When Brian and I married in the summer of 1990 he had been in the Navy for almost three years and was stationed at Pearl Harbor in Hawaii. We were very young, he was 20 and I was 18. The first two and a half years were amazing. We lived in Hawaii and although we didn’t have much we had each other and were living in paradise. At this point, Navy life was great! We were together every day and had many adventures exploring the island of Oahu. We were young, in love and were connected.
A lot change in the February 1992 when we transferred to San Diego, California. Brian was stationed on the USS Kitty Hawk and within the first few months of our arrival in San Diego he was underway frequently. His first six-month WestPac (Western Pacific Cruise) was in November, which meant six months of separation, and was just in time for the holidays. The first year of his assignment was tough. I had just turned 20, and up to that point, never lived alone in my life. Our life of living in paradise and having adventures every day had ended…at least for a season. Brian was gone more than he was home and we were faced with learning how to be married and separated all at the same time. And we had to figure out how we were going to stay connected while he was away. It was hard! We each had emotions and feelings that were difficult to express and we argued often, especially around the time he was to deploy. At times it would get kind of ugly and although we loved each other it was difficult to express how we were both feeling.
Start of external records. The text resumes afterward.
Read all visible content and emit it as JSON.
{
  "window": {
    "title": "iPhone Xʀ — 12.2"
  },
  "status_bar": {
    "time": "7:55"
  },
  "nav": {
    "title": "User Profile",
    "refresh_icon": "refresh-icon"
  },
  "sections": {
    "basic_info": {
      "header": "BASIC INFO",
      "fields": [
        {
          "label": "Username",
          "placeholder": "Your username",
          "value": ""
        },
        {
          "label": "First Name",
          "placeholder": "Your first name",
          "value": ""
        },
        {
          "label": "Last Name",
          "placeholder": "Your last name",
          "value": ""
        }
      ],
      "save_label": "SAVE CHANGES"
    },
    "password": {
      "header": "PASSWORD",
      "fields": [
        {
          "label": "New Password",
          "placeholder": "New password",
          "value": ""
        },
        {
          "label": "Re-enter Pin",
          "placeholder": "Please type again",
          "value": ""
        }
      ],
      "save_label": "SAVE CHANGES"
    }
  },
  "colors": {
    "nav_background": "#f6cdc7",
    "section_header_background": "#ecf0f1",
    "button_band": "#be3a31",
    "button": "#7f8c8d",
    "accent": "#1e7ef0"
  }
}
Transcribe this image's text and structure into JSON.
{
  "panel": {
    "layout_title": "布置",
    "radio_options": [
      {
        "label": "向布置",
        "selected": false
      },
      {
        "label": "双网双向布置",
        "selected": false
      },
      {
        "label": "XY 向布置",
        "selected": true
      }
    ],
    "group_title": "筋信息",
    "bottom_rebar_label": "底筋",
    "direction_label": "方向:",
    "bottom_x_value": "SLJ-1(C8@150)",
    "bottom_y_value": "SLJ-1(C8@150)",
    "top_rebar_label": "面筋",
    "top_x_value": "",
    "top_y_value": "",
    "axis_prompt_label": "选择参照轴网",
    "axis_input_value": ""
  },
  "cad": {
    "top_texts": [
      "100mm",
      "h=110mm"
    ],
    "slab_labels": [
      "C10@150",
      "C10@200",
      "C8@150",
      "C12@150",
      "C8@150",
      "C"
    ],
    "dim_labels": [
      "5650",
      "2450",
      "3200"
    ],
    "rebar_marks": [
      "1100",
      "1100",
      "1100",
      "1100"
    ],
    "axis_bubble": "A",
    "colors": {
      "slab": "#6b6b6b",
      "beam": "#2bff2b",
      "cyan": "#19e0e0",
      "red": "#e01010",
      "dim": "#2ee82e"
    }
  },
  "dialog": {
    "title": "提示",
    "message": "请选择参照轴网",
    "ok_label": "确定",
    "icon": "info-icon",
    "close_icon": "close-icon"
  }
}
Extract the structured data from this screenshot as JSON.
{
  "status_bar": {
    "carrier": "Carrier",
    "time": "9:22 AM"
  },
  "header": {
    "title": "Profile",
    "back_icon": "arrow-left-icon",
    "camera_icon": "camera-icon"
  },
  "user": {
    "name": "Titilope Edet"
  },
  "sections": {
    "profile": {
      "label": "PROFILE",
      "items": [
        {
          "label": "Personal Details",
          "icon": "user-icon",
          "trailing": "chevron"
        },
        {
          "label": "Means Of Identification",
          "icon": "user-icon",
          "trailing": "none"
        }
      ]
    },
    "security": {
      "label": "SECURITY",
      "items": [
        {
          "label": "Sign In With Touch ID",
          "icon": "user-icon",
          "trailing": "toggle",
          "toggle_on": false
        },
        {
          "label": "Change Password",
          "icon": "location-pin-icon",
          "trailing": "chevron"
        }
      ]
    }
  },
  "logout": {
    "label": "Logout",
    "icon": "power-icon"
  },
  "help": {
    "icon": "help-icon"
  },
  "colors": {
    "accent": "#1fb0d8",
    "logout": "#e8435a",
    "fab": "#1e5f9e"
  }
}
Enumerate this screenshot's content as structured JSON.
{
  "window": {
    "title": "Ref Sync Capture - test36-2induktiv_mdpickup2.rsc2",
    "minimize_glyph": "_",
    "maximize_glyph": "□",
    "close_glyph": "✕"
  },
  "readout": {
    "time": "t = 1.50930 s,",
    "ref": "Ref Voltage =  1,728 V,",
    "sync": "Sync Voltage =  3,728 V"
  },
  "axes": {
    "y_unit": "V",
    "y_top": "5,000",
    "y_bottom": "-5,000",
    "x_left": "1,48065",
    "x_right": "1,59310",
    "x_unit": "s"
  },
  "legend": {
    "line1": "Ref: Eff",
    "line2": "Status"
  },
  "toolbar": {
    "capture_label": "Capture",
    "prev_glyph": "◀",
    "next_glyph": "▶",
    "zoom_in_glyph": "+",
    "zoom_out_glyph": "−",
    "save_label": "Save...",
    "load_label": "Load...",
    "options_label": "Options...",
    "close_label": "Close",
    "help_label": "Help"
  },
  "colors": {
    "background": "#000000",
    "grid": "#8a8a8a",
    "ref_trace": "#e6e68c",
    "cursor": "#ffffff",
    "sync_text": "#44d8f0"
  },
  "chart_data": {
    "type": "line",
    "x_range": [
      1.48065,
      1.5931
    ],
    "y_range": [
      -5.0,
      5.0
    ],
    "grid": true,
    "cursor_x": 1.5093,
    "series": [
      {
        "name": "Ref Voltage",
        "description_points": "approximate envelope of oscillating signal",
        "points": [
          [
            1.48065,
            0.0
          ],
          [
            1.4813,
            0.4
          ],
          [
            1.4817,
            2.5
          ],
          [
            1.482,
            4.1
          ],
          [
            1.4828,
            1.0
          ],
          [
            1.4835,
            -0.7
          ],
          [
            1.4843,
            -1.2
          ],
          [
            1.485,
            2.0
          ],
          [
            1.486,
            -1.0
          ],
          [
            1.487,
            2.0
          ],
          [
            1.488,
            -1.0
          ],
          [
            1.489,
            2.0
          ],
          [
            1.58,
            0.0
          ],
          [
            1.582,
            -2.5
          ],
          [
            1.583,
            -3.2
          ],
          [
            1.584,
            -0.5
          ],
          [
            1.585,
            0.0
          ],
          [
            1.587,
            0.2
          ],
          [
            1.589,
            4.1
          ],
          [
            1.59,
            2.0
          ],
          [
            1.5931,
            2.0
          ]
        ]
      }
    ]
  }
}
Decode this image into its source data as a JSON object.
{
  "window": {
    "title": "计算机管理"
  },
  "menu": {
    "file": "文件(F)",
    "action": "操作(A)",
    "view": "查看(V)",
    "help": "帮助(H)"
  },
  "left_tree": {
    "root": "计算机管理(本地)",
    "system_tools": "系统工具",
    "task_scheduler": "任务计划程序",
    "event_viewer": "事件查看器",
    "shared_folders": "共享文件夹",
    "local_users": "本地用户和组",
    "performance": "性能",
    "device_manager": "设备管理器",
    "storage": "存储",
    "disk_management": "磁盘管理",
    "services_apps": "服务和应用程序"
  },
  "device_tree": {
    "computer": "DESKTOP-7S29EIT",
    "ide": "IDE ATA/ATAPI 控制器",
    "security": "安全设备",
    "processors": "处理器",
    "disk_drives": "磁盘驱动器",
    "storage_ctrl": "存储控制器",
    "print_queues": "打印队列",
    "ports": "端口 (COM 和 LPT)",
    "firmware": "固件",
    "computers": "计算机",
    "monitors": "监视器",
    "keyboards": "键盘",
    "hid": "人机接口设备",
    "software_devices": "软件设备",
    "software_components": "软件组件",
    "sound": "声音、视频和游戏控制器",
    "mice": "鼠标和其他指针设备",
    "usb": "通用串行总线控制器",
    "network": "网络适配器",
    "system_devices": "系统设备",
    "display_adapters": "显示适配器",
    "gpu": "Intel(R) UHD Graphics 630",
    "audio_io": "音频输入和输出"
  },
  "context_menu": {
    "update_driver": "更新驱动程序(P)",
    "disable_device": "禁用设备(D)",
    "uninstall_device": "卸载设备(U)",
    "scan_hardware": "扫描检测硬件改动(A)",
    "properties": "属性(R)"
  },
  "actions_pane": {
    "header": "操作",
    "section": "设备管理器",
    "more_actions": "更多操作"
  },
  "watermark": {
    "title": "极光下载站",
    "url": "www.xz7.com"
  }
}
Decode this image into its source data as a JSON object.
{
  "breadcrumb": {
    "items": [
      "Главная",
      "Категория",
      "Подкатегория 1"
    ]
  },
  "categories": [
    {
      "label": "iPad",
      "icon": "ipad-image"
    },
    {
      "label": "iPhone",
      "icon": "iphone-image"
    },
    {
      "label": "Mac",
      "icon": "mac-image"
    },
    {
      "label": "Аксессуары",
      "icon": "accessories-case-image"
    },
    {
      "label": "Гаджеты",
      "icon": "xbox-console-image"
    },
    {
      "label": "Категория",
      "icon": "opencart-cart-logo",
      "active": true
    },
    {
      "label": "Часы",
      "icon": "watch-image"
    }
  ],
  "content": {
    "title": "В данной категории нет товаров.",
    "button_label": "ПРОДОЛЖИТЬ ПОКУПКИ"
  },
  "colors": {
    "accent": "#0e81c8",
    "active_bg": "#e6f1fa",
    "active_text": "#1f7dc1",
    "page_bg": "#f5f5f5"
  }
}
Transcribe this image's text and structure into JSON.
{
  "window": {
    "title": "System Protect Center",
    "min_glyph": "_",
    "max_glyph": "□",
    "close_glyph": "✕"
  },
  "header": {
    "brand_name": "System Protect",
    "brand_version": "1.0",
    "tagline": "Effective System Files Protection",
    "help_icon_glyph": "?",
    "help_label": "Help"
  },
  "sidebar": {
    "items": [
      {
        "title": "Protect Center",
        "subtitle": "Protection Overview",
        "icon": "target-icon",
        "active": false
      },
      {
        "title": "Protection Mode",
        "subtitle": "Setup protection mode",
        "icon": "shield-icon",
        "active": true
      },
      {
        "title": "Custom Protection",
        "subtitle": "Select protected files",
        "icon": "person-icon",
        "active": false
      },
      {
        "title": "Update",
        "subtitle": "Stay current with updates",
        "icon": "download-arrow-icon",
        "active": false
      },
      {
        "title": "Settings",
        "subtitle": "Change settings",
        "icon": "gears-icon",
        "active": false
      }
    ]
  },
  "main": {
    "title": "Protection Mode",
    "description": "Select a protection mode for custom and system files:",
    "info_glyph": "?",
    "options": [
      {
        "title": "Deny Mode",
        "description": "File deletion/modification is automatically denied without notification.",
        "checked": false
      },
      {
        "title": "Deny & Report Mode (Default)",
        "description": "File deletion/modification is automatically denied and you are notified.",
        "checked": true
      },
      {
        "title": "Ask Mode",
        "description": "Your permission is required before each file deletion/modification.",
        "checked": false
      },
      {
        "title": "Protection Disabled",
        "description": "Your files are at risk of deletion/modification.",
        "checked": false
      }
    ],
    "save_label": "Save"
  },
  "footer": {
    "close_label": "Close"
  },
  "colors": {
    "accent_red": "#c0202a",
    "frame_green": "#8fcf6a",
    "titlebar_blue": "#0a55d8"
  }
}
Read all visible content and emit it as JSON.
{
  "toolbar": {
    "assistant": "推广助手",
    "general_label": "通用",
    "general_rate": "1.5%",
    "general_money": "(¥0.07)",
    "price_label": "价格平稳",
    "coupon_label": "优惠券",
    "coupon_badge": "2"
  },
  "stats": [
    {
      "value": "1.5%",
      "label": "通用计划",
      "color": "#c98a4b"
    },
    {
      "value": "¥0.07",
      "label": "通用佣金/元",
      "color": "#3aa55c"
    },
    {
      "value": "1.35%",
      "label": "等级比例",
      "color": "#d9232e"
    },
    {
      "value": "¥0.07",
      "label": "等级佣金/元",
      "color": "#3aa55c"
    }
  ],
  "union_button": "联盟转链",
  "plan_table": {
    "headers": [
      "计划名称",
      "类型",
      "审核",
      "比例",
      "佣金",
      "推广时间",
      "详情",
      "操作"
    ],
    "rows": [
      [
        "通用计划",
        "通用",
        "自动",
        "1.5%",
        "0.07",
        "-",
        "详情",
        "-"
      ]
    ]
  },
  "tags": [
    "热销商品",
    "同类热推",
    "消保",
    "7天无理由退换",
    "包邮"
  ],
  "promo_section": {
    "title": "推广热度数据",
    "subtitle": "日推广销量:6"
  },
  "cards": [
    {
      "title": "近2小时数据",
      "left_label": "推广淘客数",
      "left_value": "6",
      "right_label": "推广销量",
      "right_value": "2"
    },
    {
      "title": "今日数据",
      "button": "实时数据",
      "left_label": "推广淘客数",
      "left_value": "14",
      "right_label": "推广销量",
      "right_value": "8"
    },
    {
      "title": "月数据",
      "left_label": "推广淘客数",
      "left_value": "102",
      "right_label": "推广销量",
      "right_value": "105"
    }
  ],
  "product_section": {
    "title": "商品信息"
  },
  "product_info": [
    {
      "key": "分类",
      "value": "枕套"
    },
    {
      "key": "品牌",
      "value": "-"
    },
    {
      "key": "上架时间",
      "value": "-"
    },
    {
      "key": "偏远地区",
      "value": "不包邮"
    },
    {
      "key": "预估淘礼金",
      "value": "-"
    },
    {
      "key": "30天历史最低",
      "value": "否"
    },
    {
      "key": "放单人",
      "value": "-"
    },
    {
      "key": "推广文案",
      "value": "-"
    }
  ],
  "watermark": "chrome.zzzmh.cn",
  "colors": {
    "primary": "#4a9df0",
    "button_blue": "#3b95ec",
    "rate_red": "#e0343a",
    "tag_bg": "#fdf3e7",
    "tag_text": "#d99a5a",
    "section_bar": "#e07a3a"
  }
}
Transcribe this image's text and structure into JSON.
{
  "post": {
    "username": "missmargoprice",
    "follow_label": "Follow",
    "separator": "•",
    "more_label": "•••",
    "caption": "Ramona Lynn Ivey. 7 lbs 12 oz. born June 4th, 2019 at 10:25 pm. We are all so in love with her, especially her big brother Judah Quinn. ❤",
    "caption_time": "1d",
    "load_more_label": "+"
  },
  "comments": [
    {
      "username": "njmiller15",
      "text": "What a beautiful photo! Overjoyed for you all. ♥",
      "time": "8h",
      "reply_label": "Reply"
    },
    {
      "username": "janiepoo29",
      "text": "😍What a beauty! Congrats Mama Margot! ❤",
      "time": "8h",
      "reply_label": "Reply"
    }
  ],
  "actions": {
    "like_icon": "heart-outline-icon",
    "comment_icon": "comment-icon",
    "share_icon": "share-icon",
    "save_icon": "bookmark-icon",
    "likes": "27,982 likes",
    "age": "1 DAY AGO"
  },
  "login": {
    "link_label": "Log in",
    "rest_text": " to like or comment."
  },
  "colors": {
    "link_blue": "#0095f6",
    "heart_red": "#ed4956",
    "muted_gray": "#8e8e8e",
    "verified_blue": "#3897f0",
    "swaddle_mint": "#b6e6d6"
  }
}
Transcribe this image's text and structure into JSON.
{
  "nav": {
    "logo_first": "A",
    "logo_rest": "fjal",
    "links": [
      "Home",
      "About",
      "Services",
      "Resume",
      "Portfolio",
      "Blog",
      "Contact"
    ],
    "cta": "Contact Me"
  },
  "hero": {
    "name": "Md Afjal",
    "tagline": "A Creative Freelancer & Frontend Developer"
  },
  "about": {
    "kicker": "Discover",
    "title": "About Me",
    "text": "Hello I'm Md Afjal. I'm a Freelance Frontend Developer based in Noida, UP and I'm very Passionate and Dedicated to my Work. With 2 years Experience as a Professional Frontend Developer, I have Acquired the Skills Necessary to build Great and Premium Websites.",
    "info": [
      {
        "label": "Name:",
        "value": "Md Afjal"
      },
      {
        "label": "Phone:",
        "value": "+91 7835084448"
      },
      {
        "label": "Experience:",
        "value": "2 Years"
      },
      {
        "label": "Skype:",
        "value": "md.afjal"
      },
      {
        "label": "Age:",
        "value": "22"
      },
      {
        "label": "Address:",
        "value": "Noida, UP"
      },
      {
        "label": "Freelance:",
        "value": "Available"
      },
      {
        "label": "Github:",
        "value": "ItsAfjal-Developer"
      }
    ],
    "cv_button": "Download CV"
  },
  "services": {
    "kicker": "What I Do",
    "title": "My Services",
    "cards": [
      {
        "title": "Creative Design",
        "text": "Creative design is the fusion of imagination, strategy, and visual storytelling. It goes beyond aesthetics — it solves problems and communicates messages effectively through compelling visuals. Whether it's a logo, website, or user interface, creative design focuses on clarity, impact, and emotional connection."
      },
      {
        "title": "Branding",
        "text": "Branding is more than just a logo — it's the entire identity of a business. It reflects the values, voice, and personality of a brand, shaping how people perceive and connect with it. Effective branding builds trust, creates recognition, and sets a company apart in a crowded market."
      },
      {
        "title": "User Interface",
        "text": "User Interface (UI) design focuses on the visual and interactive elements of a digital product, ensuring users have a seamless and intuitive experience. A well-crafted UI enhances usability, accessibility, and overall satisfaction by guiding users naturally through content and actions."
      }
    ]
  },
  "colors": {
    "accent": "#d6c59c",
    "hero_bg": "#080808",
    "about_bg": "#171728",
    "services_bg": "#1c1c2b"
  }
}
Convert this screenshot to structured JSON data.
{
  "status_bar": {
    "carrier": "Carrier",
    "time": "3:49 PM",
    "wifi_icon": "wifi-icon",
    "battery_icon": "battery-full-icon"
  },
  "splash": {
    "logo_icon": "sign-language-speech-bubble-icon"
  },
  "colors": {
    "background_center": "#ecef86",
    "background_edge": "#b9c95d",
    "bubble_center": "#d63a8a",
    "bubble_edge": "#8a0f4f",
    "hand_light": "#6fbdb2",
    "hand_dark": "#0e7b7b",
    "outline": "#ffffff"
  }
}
The weeks leading up to Brian’s first six-month WestPac were rough. It was the little things that would cause one of us to become irritated or frustrated with one another. Then one day we decided to not count the days to his deployment and focus on the present. We knew that the day was coming but when we focused on the day we missed out on the time we had with each other. That one small adjustment in our thinking transformed the rest of our 23-year military career.
When we took the focus off how few days we had left and focused on the present our frustrations were less. He wasn’t worried about my safety or security while he was gone and I wasn’t worried about how many days it would be before I would hear from him or if he was going to be safe and come home.
Remember, this was 1992 and we didn’t have the Internet or email so it would sometimes be weeks before we would get mail from each other and sometimes I’d get a phone call before a letter ever arrived. Staying connected had its challenges. I wrote Brian every day (sometimes twice a day) and numbered every envelope. Numbering the letters helped so when the ship had a mail call and he got a bunch of letters at once he would be able to read them in order. Mail was one way for us to stay connected. Even after the Internet and email advances in the latter part of our career, I still wrote letter and numbered them. There is just something special about getting a letter that is hand written; it is way more personal.
Five things we learned in the early years of our military career helped us stay connected for the remaining years.
- Trust God. Our trust in God and staying connected to Him helped us stay connected to each other. It’s hard to trust God when we don’t know the future; especially when your spouse is getting ready to leave for a long period of time. Our trust in God is what helped us through some of the longest separations in Brian’s military career. Putting your faith in Him is the only way we found that helped us through countless deployments and long-term separations. (Trust in God and lean not on your own understanding.)
- Focus on the present. Too often we focused on the future, which caused us to miss out on the present. When we focused on the future, worry, anxiety, frustration, and fear would rob us of the time we had together. Focusing on the future would cause us to disconnect from each other in order to not feel the pain of the upcoming separation. Staying focused on the present kept us connected.
- Nix counting the days. Counting days until deployment brings anxiety. Take each day as it comes. Find ways to do meaningful things for each other that builds memories.
- Do your best to refrain from talking about the “what ifs”. What if this happens, or what if that happens. Most of the “what ifs” don’t even come to fruition and talking about the unknown is sure to create anxiety in both of you (and if you have children it will create some fear in them as well). No one knows the future…only God. So trust God for the future. He knows what tomorrow holds.
- Communicate, communicate, communicate. And when I say communicate, I mean communicate regularly and as much as possible with a healthy filter. We learned that sometimes it was not the best thing to communicate about issues or concerns the other spouse can do nothing about from thousands of miles away. For example, I wouldn’t communicate about something that broke because that would cause Brian to want to “fix it” and he couldn’t. I would tell him after the fact that everything turned out ok. The key is to understand what and when something needs to be communicated, and not every thing needs to be talked about at the moment it happens. Learning to communicate well is an on going process so if you don’t get it down right away, keep working at it…the journey will produce fruit.
Military life is not easy, especially in today’s world and with the increasing number and frequency of deployments. Finding your groove or your special way of staying connected is critical. Brian and I have had our ups and downs but we have remained committed to staying connected—even now that he is retired.
The time and commitment you put into staying connected is well worth every struggle, tear, joy and laughter. I hope these five simple ideas for staying connected will benefit you on your journey.